When it comes to giving a fair assessment of Monte Hellman’s Two Lane Blacktop (1971) I will be the first to admit that A: its not the type of film I traditionally would watch, its a 1970’s film and I am very picky about the decade’s movies, preferring 1970’s music over movies; and B: the only reason I wanted to see it was because The Beach Boys’ Dennis Wilson (drummer until his premature 1983 death) made his only film with this movie.
Doing more research, I quickly learned this film was in the Criterion Collection and in the National Film Registry, part of me knew I had to give this film a real chance and see why critics call it, ‘the most pure American road movie ever made‘.
I would had never even heard of Two Lane Blacktop if it wasn’t for Dennis, and to see anything Dennis did around this period in his life, as he was healthy and sober, is a real treat for Beach Boys fans (such as myself!!).

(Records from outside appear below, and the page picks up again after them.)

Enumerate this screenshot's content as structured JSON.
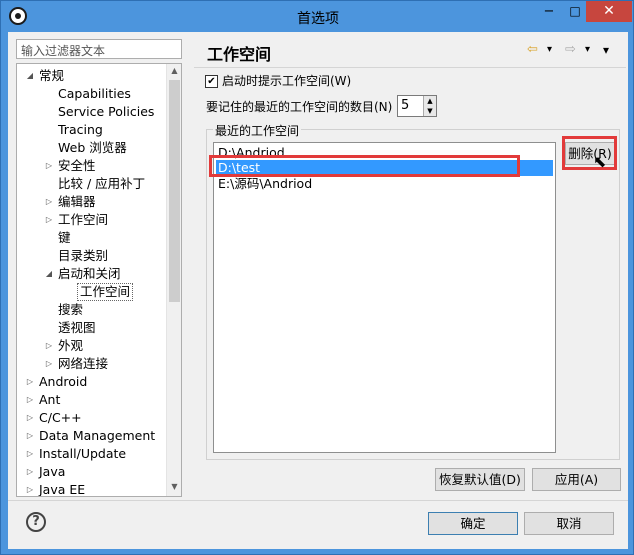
{
  "window": {
    "title": "首选项",
    "minimize": "−",
    "maximize": "□",
    "close": "✕"
  },
  "filter": {
    "placeholder": "输入过滤器文本"
  },
  "tree": {
    "items": [
      {
        "label": "常规",
        "twisty": "◢"
      },
      {
        "label": "Capabilities",
        "twisty": ""
      },
      {
        "label": "Service Policies",
        "twisty": ""
      },
      {
        "label": "Tracing",
        "twisty": ""
      },
      {
        "label": "Web 浏览器",
        "twisty": ""
      },
      {
        "label": "安全性",
        "twisty": "▷"
      },
      {
        "label": "比较 / 应用补丁",
        "twisty": ""
      },
      {
        "label": "编辑器",
        "twisty": "▷"
      },
      {
        "label": "工作空间",
        "twisty": "▷"
      },
      {
        "label": "键",
        "twisty": ""
      },
      {
        "label": "目录类别",
        "twisty": ""
      },
      {
        "label": "启动和关闭",
        "twisty": "◢"
      },
      {
        "label": "工作空间",
        "twisty": ""
      },
      {
        "label": "搜索",
        "twisty": ""
      },
      {
        "label": "透视图",
        "twisty": ""
      },
      {
        "label": "外观",
        "twisty": "▷"
      },
      {
        "label": "网络连接",
        "twisty": "▷"
      },
      {
        "label": "Android",
        "twisty": "▷"
      },
      {
        "label": "Ant",
        "twisty": "▷"
      },
      {
        "label": "C/C++",
        "twisty": "▷"
      },
      {
        "label": "Data Management",
        "twisty": "▷"
      },
      {
        "label": "Install/Update",
        "twisty": "▷"
      },
      {
        "label": "Java",
        "twisty": "▷"
      },
      {
        "label": "Java EE",
        "twisty": "▷"
      }
    ]
  },
  "page": {
    "title": "工作空间",
    "nav": {
      "back": "⇦",
      "dropdown": "▾",
      "forward": "⇨",
      "menu": "▾"
    }
  },
  "options": {
    "prompt_checkbox_label": "启动时提示工作空间(W)",
    "prompt_checked": true,
    "remember_label": "要记住的最近的工作空间的数目(N)",
    "remember_value": "5"
  },
  "recent": {
    "group_label": "最近的工作空间",
    "items": [
      "D:\\Andriod",
      "D:\\test",
      "E:\\源码\\Andriod"
    ],
    "selected_index": 1,
    "remove_label": "删除(R)"
  },
  "buttons": {
    "restore_defaults": "恢复默认值(D)",
    "apply": "应用(A)",
    "ok": "确定",
    "cancel": "取消"
  },
  "help": {
    "glyph": "?"
  },
  "highlight_color": "#e23a3a",
  "selection_color": "#3399ff"
}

With that being said, it should be noted this film is rare and not easily found on TV or streaming. It earned a cult status right from the get go in 1971, with Universal head Lew Wasserman hating the film, telling the marketing/ PR departments to kill any and all publicity about it.
The premise of Two Lane isn’t really explainable, there is no legit plot. Its real focus is on the characters: what they do and who they encounter on the open road. James Taylor is The Driver, Dennis plays The Mechanic, Laurie Bird goes by The Girl, and Warren Oates is referred to as GTO (yes, he is called after his car). We never find out their real names, and aside from Oates, none of the others ever did a movie before.
Basically, The Driver and Mechanic drive around on the open road picking up hitchhikers and participate in drag races for money. They may be ‘partners on the road’ but that’s it~ they don’t even talk to each other besides saying vital information, such as their next stop or what part of the car needs to be fixed. To say they are friends isn’t a description of how they are together- yet at the same time, they have a great dynamic.
The only real hint of plot comes when The Girl wanders in their car when they stop at a diner, and later when GTO challenges them on a cross country race for the pink slip to the loser’s car- and even then, it’s not even important to the film. This movie is more so a time capsule about America in the early 1970s: gas stations, the open road, diners, cars, the landscapes of small towns- even vintage advertising.
Its easy to compare this movie to 1969’s Easy Rider, but I would beg to differ arguing this movie is the flip side of the coin. Its minimalist qualities and uncertain, flaky premise make it a more “laid back” movie of the New Hollywood era. However, I would be lying of I said this film is something you can half ignore while watching- as everything you see is pure cinema; and its similar to a silent film in that regard. If you watch it straightforward its going to be boring, but if you concentrate on the character’s motive’s and what they are doing- it turns into a complex film with many layers to be thought about.
I came away from this film being totally saddened by the fact I was back in my own world, as the atmosphere it creates is a whole different one. I wanted to remain in the world of being on the road and in that feeling of being carefree. I was dying to find out more about these people who drove around in their car looking for life’s adventures. It was a bit slow in some parts, but it more than made up for it with its scenery and racing parts- (queue the lyric: TACH IT UP, TACH IT UP, BUDDY GONNA SHUT YOU DOWN!)
Overall, Two Lane Blacktop is certainly not for everyone, but for those who are interested: it’s a slow ride to savor- and take over again.
CLICK HERE to learn more on Criterion’s website